    I think this topic is great in that it shows the importance of elections and participation in elections. This is often times something that can be taught through a biased lens and can be complicated. However, it is crucial for students to know and understand the importance of elections and their function in the American government. This connects to several things that we have discussed in class, specifically giving each student their voice and respecting it. This could relate to the fishbowl activity that we did directly with a controversial topic. The teacher resources that are available in this article are fantastic. They provide great guidelines that each teacher can use and make their own to fit the needs of their specific classroom.

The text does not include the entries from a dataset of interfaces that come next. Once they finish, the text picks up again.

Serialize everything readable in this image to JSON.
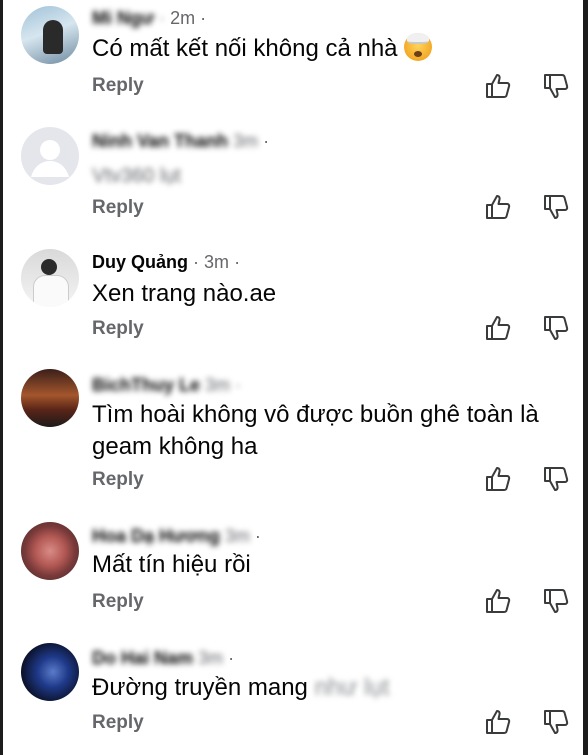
{
  "comments": [
    {
      "name": "Mi Ngư",
      "time": "2m",
      "text": "Có mất kết nối không cả nhà",
      "reply": "Reply",
      "emoji": "exploding-head"
    },
    {
      "name": "Ninh Van Thanh",
      "time": "3m",
      "text": "Vtv360 lụt",
      "reply": "Reply"
    },
    {
      "name": "Duy Quảng",
      "time": "3m",
      "text": "Xen trang nào.ae",
      "reply": "Reply"
    },
    {
      "name": "BichThuy Le",
      "time": "3m",
      "text": "Tìm hoài không vô được buồn ghê toàn là geam không ha",
      "reply": "Reply"
    },
    {
      "name": "Hoa Dạ Hương",
      "time": "3m",
      "text": "Mất tín hiệu rồi",
      "reply": "Reply"
    },
    {
      "name": "Do Hai Nam",
      "time": "3m",
      "text": "Đường truyền mang",
      "blurred_tail": "như lụt",
      "reply": "Reply"
    }
  ],
  "separator": "·",
  "icons": {
    "like": "thumbs-up-icon",
    "dislike": "thumbs-down-icon"
  }
}
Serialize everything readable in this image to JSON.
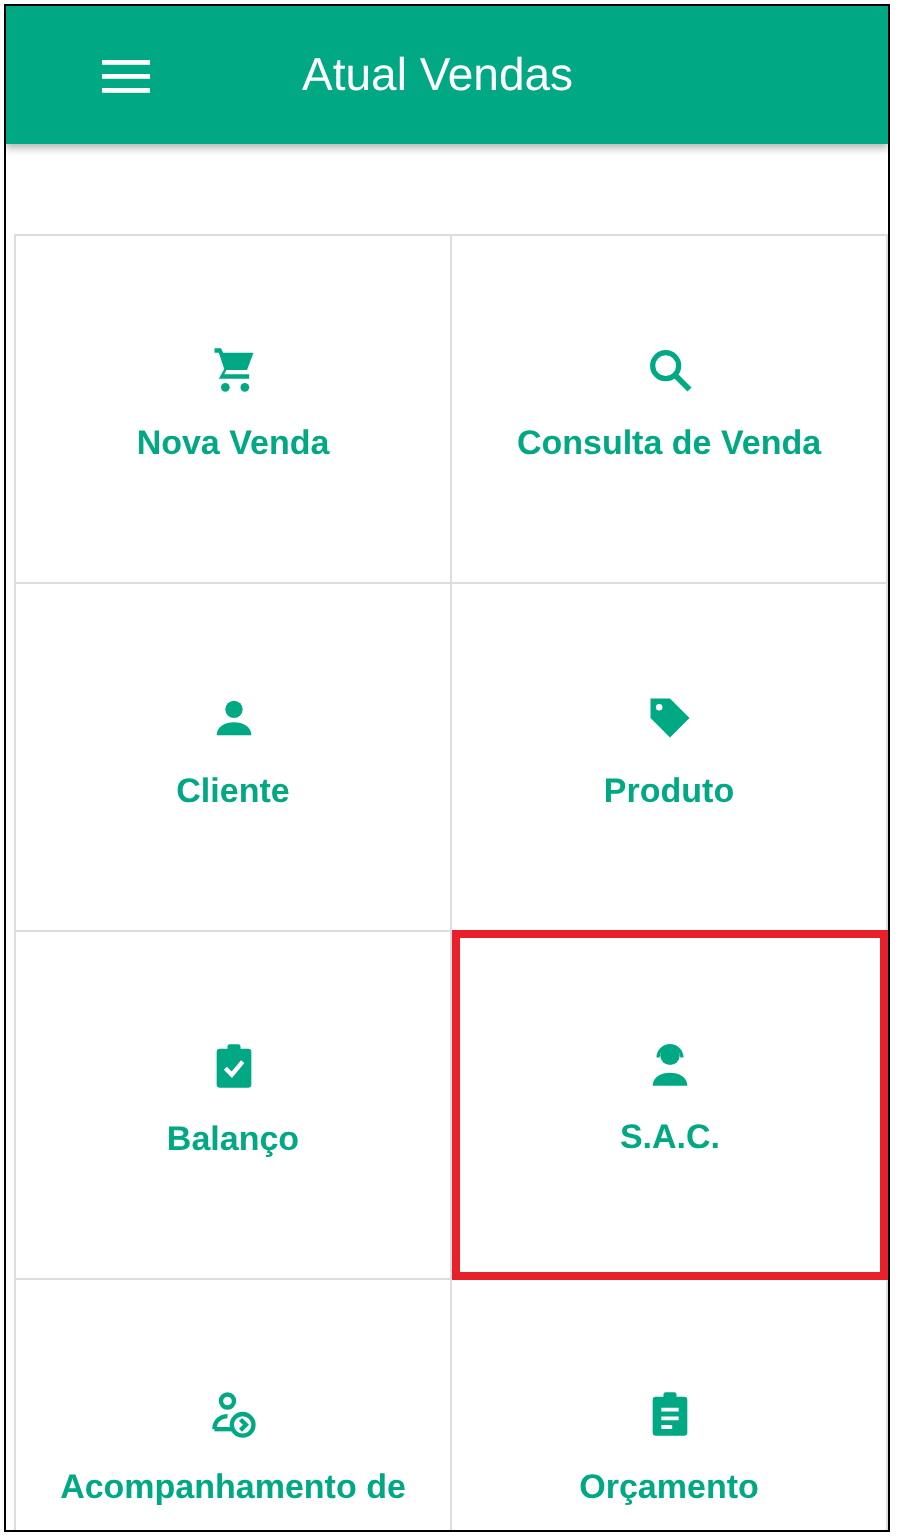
{
  "app_bar": {
    "title": "Atual Vendas"
  },
  "menu": [
    {
      "label": "Nova Venda",
      "selected": false
    },
    {
      "label": "Consulta de Venda",
      "selected": false
    },
    {
      "label": "Cliente",
      "selected": false
    },
    {
      "label": "Produto",
      "selected": false
    },
    {
      "label": "Balanço",
      "selected": false
    },
    {
      "label": "S.A.C.",
      "selected": true
    },
    {
      "label": "Acompanhamento de",
      "selected": false
    },
    {
      "label": "Orçamento",
      "selected": false
    }
  ]
}
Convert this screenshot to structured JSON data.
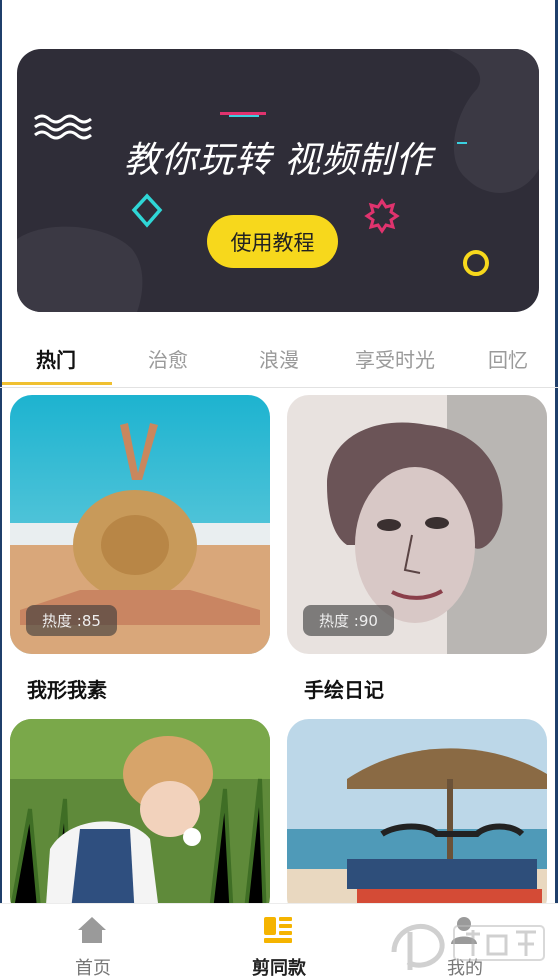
{
  "banner": {
    "title": "教你玩转 视频制作",
    "button_label": "使用教程"
  },
  "tabs": [
    {
      "label": "热门",
      "active": true
    },
    {
      "label": "治愈",
      "active": false
    },
    {
      "label": "浪漫",
      "active": false
    },
    {
      "label": "享受时光",
      "active": false
    },
    {
      "label": "回忆",
      "active": false
    }
  ],
  "cards": [
    {
      "title": "我形我素",
      "heat_label": "热度 :85"
    },
    {
      "title": "手绘日记",
      "heat_label": "热度 :90"
    },
    {
      "title": "",
      "heat_label": ""
    },
    {
      "title": "",
      "heat_label": ""
    }
  ],
  "bottom_nav": [
    {
      "label": "首页",
      "icon": "home-icon",
      "active": false
    },
    {
      "label": "剪同款",
      "icon": "template-icon",
      "active": true
    },
    {
      "label": "我的",
      "icon": "user-icon",
      "active": false
    }
  ],
  "colors": {
    "accent_yellow": "#f7d81c",
    "banner_bg": "#2f2d38",
    "tab_indicator": "#f0c030"
  }
}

  3. 1. Often overlooked in politics is the amount of authority and responsibility given to the members of our Legislative branch – Congress which creates the very policies/laws that effect our every day life and the Judicial branch- the Supreme Court that rules which of those laws are constitutional and repel those that infringe on the rights of American citizens. This topic is very relevant considering the amount of added media attention placed on the congressional hearings to decide the Supreme Court appointment of Brett Kavanaugh.
    2. This topic reminded me of the former President Barack Obama’s book Of Thee I Sing. President Obama explains to his young daughters about the endless accomplishments of people of all types of races, creeds, and backgrounds that shaped our country. Many young boys and girls aspire to be the President someday and help lead our nation. However, it is crucial to remember for every strong President in our history we have needed strong Congressmen/women and Justices that have shaped our future too.
    3. The lesson plan you provided is a wonderful tool. I remember competing in a mock election in a social studies class. Each person had a specific role in the election such as voter, Presidential candidate, VP candidate, Campaign manager, press secretary, etc. This is one of the lessons that inspired me to learn as much as I could about politics in hopes of one day running for office. I believe this lesson plan would have an even stronger impact on the students. The act of role playing provides them with a great opportunity to see the need we have for judges, lawyers, lawmakers, etc.

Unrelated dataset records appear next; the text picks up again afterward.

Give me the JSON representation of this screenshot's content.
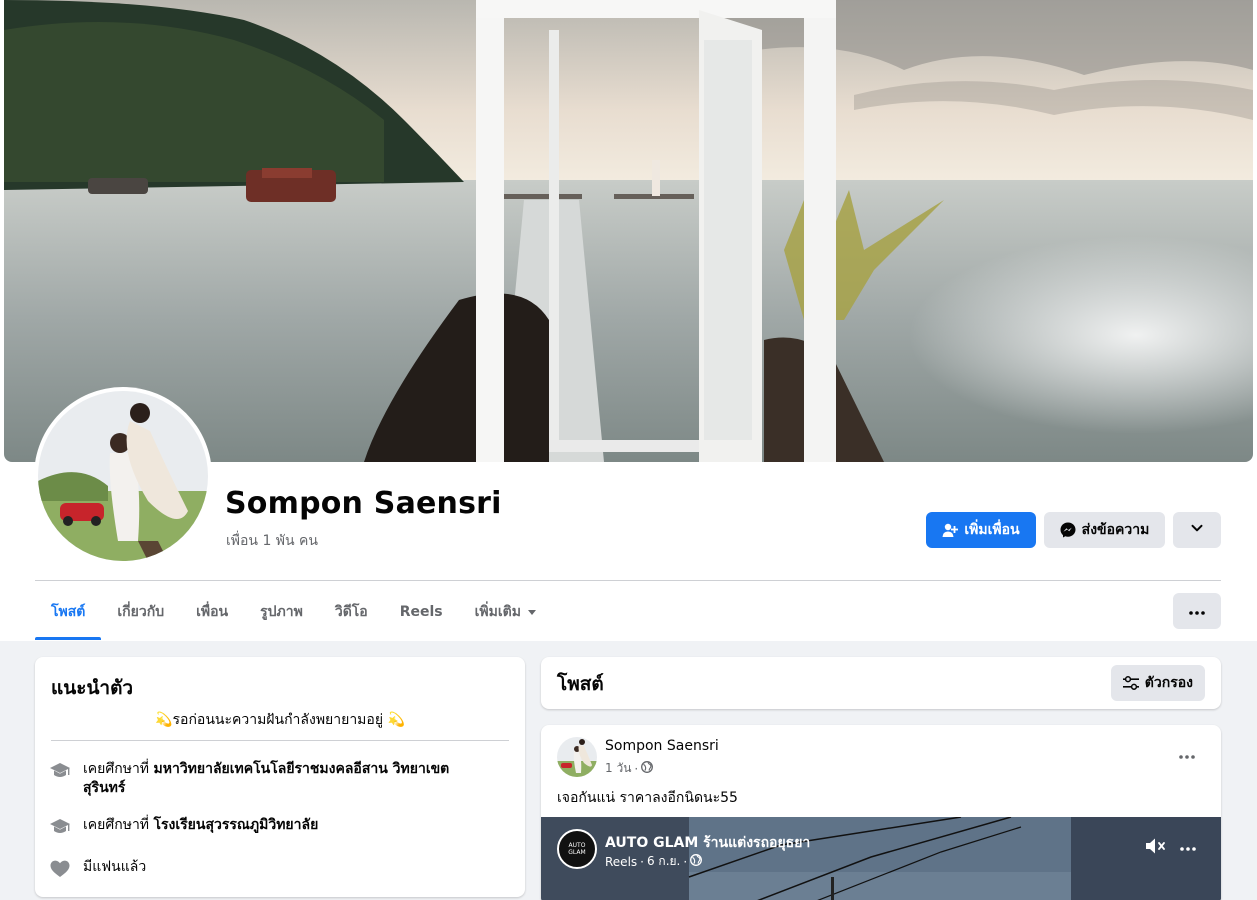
{
  "profile": {
    "name": "Sompon Saensri",
    "friends": "เพื่อน 1 พัน คน",
    "add_friend": "เพิ่มเพื่อน",
    "message": "ส่งข้อความ"
  },
  "tabs": [
    {
      "label": "โพสต์",
      "active": true
    },
    {
      "label": "เกี่ยวกับ"
    },
    {
      "label": "เพื่อน"
    },
    {
      "label": "รูปภาพ"
    },
    {
      "label": "วิดีโอ"
    },
    {
      "label": "Reels"
    },
    {
      "label": "เพิ่มเติม"
    }
  ],
  "intro": {
    "title": "แนะนำตัว",
    "bio": "💫รอก่อนนะความฝันกำลังพยายามอยู่ 💫",
    "items": [
      {
        "prefix": "เคยศึกษาที่ ",
        "bold": "มหาวิทยาลัยเทคโนโลยีราชมงคลอีสาน วิทยาเขต",
        "bold2": "สุรินทร์",
        "icon": "graduation-cap-icon"
      },
      {
        "prefix": "เคยศึกษาที่ ",
        "bold": "โรงเรียนสุวรรณภูมิวิทยาลัย",
        "icon": "graduation-cap-icon"
      },
      {
        "prefix": "มีแฟนแล้ว",
        "icon": "heart-icon"
      }
    ]
  },
  "posts": {
    "title": "โพสต์",
    "filter": "ตัวกรอง"
  },
  "post": {
    "author": "Sompon Saensri",
    "time": "1 วัน",
    "text": "เจอกันแน่ ราคาลงอีกนิดนะ55",
    "reel": {
      "page_name": "AUTO GLAM ร้านแต่งรถอยุธยา",
      "source": "Reels",
      "date": "6 ก.ย.",
      "logo_text": "AUTO GLAM"
    }
  },
  "colors": {
    "accent": "#1877f2",
    "secondary_text": "#65676b",
    "button_gray": "#e4e6eb",
    "page_bg": "#f0f2f5"
  }
}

  4. 1. This was an excellent article that really highlights the important of voting. The part that discussed the common trait of American voters only turning out in high numbers for presidential elections rings very true. More Americans need to be aware just how important it is to vote in elections that involve legislators and other offices, not just the president.
    2. One of the topics we discussed in class was that of civic education in the classroom. This article reflects the importance of civic education in the classroom, as those students will graduate and become voters.
    3. I really enjoyed the idea of dividing the classroom into the three separate branches of government. It would give the students a chance to learn how the three branches of government work and work together, and could equally serve as a good opportunity to foster debate and build teamwork in the classroom.

Leave a Reply

Your email address will not be published.


*